The recent commercials from Apple illustrating its newest toy, Siri, make me unsure if I want to laugh or cry. To laugh, because I am sure that the concept behind these commercials is to enlighten us as to the many facets of advice Siri can provide, even going as far as showing us its ability to be humorous. Unfortunately, these same commercials also make me want to cry since they make us aware of just how out of touch we are becoming with our fellow man. You see this, over and over again, as commercials tout the ever-growing relationship that man is forging with the machines that they rely on and that could someday remove the need for human contact. Just think of it: a machine that interacts with you on an almost conversational level. Will this provide another excuse for the introverted among us who already struggle with interpersonal relationships to avoid dealing with the real world?

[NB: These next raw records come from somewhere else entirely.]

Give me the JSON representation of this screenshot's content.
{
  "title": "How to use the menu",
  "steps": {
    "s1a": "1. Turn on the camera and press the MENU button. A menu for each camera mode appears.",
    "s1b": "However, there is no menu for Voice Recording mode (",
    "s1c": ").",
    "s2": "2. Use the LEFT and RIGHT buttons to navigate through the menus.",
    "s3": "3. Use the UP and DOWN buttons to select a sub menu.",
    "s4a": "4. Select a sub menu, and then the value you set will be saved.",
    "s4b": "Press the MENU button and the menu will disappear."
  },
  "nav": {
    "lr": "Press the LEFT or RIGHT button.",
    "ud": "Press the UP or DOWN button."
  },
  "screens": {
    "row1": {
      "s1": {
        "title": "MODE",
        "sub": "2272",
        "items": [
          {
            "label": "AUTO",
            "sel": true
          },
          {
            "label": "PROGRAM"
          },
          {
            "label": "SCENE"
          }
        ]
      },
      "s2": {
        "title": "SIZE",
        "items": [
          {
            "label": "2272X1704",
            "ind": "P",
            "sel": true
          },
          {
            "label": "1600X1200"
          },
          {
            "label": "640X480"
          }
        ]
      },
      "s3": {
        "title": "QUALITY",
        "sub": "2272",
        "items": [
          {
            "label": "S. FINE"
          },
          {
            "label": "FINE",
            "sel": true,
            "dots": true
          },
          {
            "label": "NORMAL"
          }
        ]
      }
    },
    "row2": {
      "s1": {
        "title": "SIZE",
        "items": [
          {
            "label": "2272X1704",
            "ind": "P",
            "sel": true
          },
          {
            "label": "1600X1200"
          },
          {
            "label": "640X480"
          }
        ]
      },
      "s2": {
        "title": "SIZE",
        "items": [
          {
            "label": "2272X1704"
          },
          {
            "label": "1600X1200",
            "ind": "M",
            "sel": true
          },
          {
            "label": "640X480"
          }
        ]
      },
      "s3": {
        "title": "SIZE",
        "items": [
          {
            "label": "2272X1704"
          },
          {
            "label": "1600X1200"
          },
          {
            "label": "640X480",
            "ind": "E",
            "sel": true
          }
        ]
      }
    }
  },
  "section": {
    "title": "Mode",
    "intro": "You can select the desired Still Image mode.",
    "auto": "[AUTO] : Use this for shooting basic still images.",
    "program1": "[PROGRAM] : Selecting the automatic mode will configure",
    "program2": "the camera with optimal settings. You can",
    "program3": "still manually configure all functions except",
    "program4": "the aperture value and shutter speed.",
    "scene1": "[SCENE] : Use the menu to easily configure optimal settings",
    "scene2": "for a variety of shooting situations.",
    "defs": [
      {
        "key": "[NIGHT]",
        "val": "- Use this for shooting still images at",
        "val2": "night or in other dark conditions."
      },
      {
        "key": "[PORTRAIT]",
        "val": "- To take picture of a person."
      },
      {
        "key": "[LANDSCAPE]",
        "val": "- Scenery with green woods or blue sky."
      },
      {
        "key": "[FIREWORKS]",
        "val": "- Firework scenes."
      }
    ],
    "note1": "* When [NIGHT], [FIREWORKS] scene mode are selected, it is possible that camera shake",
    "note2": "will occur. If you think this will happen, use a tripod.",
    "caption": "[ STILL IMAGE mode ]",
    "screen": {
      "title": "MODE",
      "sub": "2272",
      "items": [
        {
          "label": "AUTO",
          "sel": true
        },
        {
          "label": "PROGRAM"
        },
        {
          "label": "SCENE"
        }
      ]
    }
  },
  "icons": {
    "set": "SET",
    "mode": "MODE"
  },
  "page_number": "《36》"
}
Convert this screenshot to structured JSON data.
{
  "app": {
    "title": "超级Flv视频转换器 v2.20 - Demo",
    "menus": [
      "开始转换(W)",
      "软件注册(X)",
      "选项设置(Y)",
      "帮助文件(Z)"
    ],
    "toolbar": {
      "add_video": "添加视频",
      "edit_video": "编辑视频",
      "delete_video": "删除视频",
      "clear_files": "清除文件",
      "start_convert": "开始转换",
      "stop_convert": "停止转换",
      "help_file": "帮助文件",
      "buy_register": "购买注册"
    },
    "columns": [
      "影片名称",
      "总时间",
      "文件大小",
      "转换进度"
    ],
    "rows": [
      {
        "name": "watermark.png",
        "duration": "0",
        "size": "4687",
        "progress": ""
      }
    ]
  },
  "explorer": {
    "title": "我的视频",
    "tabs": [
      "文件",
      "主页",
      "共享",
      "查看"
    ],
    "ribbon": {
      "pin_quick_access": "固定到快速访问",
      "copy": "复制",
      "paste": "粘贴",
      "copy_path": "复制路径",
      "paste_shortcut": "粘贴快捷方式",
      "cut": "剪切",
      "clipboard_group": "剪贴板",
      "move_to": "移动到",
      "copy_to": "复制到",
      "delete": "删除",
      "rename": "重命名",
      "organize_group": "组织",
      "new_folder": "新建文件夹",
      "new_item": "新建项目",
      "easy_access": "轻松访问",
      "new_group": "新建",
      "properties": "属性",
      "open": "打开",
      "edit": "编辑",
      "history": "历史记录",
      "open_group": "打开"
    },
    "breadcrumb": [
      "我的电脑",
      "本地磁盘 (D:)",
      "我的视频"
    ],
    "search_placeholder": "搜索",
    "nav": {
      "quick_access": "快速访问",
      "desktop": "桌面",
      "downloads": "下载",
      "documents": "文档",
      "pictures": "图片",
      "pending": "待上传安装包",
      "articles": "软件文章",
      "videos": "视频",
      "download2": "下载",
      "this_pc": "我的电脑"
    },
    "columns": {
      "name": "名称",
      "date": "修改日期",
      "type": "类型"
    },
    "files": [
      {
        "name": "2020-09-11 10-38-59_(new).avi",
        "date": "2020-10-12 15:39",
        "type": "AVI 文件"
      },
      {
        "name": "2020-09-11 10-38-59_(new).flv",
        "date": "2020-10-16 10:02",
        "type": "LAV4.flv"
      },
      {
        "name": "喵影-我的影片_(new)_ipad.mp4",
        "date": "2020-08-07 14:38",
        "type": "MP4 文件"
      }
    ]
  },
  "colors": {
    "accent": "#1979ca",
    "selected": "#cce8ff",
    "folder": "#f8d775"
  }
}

Though I seriously doubt that this is Apple’s intent, it is still something that we should ponder in light of our children’s obvious reliance on technology at home, at school, and even at church.

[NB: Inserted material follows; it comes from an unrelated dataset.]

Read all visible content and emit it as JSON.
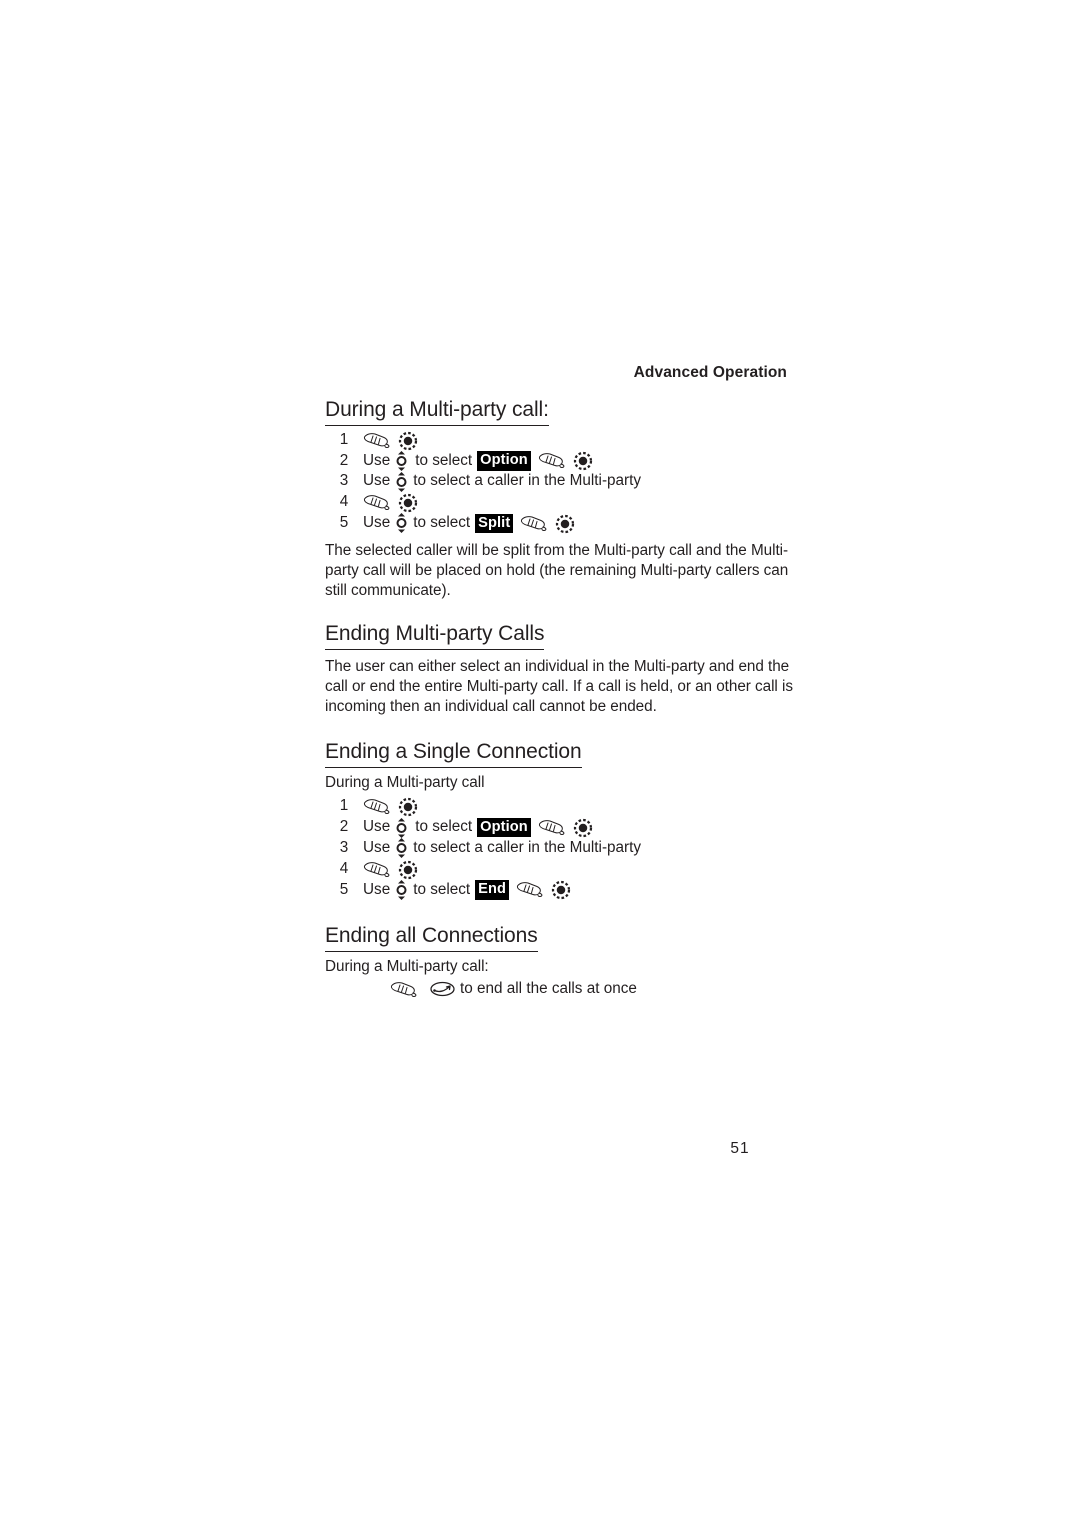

While much of this technology is beneficial and offers a much more reliable means of performing tasks that were previously time consuming and mundane — such as answering the phone — I wonder about the wisdom of turning yet more control over to a computer. To date, Apple has been using actors and actresses to tout the many benefits and words of enlightenment that Siri is able to provide to the masses, but it is possible that at some point the machine will be making its own bid for dominance instead of leaving it in the hands of humans. I wonder if that means that we humans will stop contemplating the complex issues that surround us.
One such not-so-complex issue was featured in one of the Apple iPhone 4S commercials where actress Zooey Deschanel asks her iPhone via Siri if it is raining. The unfortunate fact is that she is standing near a window that is being pelted with and streaked by raindrops. After this inane question, she then looks around what appears to be the living room and instructs Siri to remind her, the next day, to clean up the obvious jumbled assortment of materials lying around. In other words, if one cannot see that it is raining outside or compute that a mess needs to be cleaned up, I would venture a guess that this is the type of person who needs to pay particular attention to the instructions for using a seat belt that are given when flying.

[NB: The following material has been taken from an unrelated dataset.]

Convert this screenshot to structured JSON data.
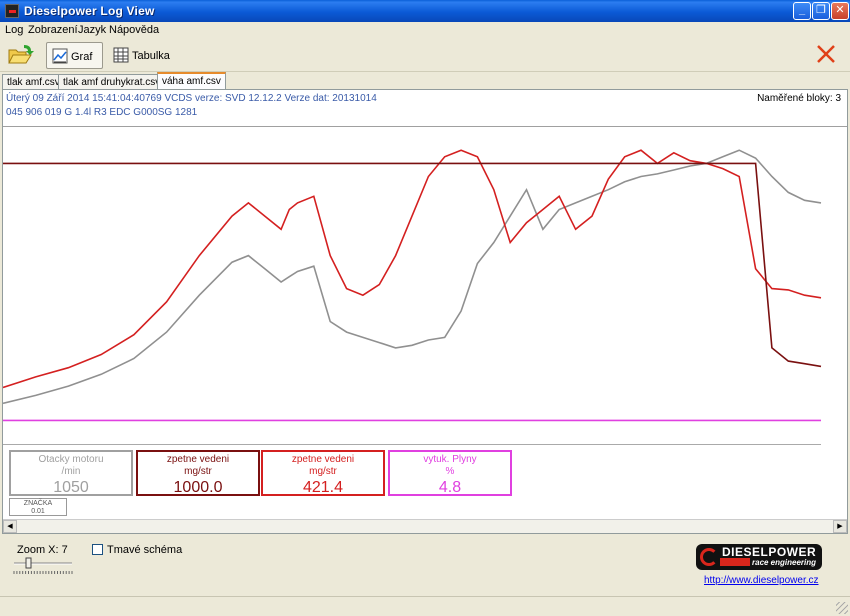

In yet another commercial, actor Samuel L. Jackson is talking to his Apple iPhone 4S when he inquires how many ounces there are in a cup. Surely you jest! This type of information is taught in grade school and should be known by most everyone in the United States where it is the general standard for measurement. (I do realize that a person born and educated elsewhere may have need of assistance in this department.) The next bit of assistance occurs when the actor tells Siri to cancel his scheduled golf game. Here one is to assume that Siri is going to call the golf course, his caddy, and other players to notify them of the cancellation. If Siri is truly able to perform all of these tasks without dropping the ball somewhere, it would be great. However, from what I have been reading about the abilities of Siri, I would be highly doubtful that this automated system would be able to accomplish all of this — no matter how smart we are told that it is.
In yet another commercial, Apple employs the talents of actor John Malkovich. I find this particular commercial both humorous and scary. I say this because the commercial starts with the actor uttering the single word “life.” To this word, Siri responds with a rather long explanation concluding how well we should treat people. This part becomes kind of scary when we consider that we are basically accepting the idea that a machine is smarter than we are, when in actuality it is merely parroting the interpretation of someone else’s thoughts. My interpretation of what l believe life is does not come close to what Siri provides.
So while I have shown how Siri appears to be the next step in machine versus human interaction, it is not only the use of Siri that I believe is isolating us from human contact. This is just another building block on top of social networking sites like Facebook that allow us to share our daily activities with people we have never met. I know I had to trim down my friends list because I was being overwhelmed with underwhelming information from people I didn’t even know. Couple this with our newfound ability to communicate with one another using text messages and we find that we no longer need to hear the other person’s voice to inquire how their life is going on planet Earth.
Unfortunately, our alienation from human contact and our reliance on features such as what Siri offers could further complicate our lives instead of making them simpler. This could begin with our accepting what Apple is trying to sell — that Siri is like a friend. I can see our children buying into this, but I can also see how it would cause them to lose the ability to separate fact from fiction. The fact is that Siri is a just powered by a microchip that employs a large database of information that has been preprogrammed to answer a variety of questions to which you may or may not know the answer. Again, getting answers is great, but what about the many individuals out there who live by themselves and may choose to actually make Siri their friend and confidant? How lonely that life would be. Think about it: Siri isn’t going to go out for pizza with you. In turn, this makes me wonder what Freud would think of all of this if he were still alive. Would he be using Siri, posting his entire life’s activities on Facebook, and texting his associates for advice on those hard to solve cases? Would Dr. Freud consider all of this normal and all of us who use this technology for communication normal as well?
But what is normal?
Comments, as always, are welcome.
CC licensed Flickr photo above shared by ppalmer21